(Material for this exercise):
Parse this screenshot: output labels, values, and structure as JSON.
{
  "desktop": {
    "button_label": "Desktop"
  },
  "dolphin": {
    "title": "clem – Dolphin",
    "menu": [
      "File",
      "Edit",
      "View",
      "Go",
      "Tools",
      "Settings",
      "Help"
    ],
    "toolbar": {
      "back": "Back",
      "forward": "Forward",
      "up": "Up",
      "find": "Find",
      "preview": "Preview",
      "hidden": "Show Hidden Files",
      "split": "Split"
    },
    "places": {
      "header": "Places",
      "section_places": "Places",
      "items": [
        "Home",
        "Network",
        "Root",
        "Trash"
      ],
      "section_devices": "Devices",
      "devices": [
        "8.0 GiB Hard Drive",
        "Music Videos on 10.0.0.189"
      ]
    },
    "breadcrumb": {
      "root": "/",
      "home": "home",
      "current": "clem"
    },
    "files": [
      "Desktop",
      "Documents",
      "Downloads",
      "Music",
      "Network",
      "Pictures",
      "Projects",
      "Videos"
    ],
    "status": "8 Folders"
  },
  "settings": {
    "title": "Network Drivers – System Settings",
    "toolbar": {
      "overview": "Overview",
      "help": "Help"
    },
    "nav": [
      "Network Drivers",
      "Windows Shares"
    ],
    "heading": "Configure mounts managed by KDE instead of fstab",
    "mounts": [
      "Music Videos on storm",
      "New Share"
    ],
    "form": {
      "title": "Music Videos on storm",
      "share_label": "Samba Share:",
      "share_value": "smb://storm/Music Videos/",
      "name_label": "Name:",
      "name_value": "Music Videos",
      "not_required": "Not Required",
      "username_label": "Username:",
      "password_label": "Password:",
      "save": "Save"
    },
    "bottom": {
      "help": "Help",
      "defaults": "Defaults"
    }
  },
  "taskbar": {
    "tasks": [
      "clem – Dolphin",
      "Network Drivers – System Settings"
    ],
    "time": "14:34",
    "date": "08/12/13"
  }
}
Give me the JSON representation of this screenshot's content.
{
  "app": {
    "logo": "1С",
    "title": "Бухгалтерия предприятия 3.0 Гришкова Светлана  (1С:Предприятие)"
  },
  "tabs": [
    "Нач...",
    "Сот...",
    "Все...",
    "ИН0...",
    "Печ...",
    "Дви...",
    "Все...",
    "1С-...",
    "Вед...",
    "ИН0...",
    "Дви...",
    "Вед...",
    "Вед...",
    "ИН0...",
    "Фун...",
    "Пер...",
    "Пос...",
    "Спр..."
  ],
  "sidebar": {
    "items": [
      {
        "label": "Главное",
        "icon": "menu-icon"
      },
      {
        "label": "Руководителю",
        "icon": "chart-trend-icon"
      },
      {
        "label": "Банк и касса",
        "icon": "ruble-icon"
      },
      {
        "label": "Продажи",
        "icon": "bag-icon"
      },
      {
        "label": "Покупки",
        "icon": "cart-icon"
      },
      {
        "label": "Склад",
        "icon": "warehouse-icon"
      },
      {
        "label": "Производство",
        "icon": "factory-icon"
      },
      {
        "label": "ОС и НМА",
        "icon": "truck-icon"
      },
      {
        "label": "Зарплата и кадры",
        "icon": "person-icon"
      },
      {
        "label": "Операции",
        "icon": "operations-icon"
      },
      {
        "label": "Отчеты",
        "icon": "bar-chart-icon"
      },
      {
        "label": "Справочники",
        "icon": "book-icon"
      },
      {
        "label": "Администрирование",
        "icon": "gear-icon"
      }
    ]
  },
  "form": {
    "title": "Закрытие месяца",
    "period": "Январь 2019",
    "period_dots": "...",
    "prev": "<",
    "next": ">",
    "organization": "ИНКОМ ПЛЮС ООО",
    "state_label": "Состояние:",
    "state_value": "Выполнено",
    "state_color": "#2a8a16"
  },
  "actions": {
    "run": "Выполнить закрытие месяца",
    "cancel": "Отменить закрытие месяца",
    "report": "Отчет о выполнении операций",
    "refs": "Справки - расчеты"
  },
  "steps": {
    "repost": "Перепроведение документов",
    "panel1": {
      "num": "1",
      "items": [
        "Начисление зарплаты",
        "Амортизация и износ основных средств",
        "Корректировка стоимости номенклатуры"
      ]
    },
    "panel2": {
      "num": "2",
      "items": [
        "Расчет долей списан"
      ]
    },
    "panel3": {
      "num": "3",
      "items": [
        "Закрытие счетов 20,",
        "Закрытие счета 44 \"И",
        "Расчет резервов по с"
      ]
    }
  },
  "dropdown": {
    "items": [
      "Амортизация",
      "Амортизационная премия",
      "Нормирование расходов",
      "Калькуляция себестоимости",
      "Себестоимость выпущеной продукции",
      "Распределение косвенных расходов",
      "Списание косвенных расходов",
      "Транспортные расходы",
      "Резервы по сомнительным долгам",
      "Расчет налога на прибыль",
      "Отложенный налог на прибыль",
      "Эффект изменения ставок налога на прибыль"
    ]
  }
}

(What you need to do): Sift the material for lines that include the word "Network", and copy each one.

(Result of this exercise):
        "Network",
      "Network",
    "title": "Network Drivers – System Settings",
      "Network Drivers",
      "Network Drivers – System Settings"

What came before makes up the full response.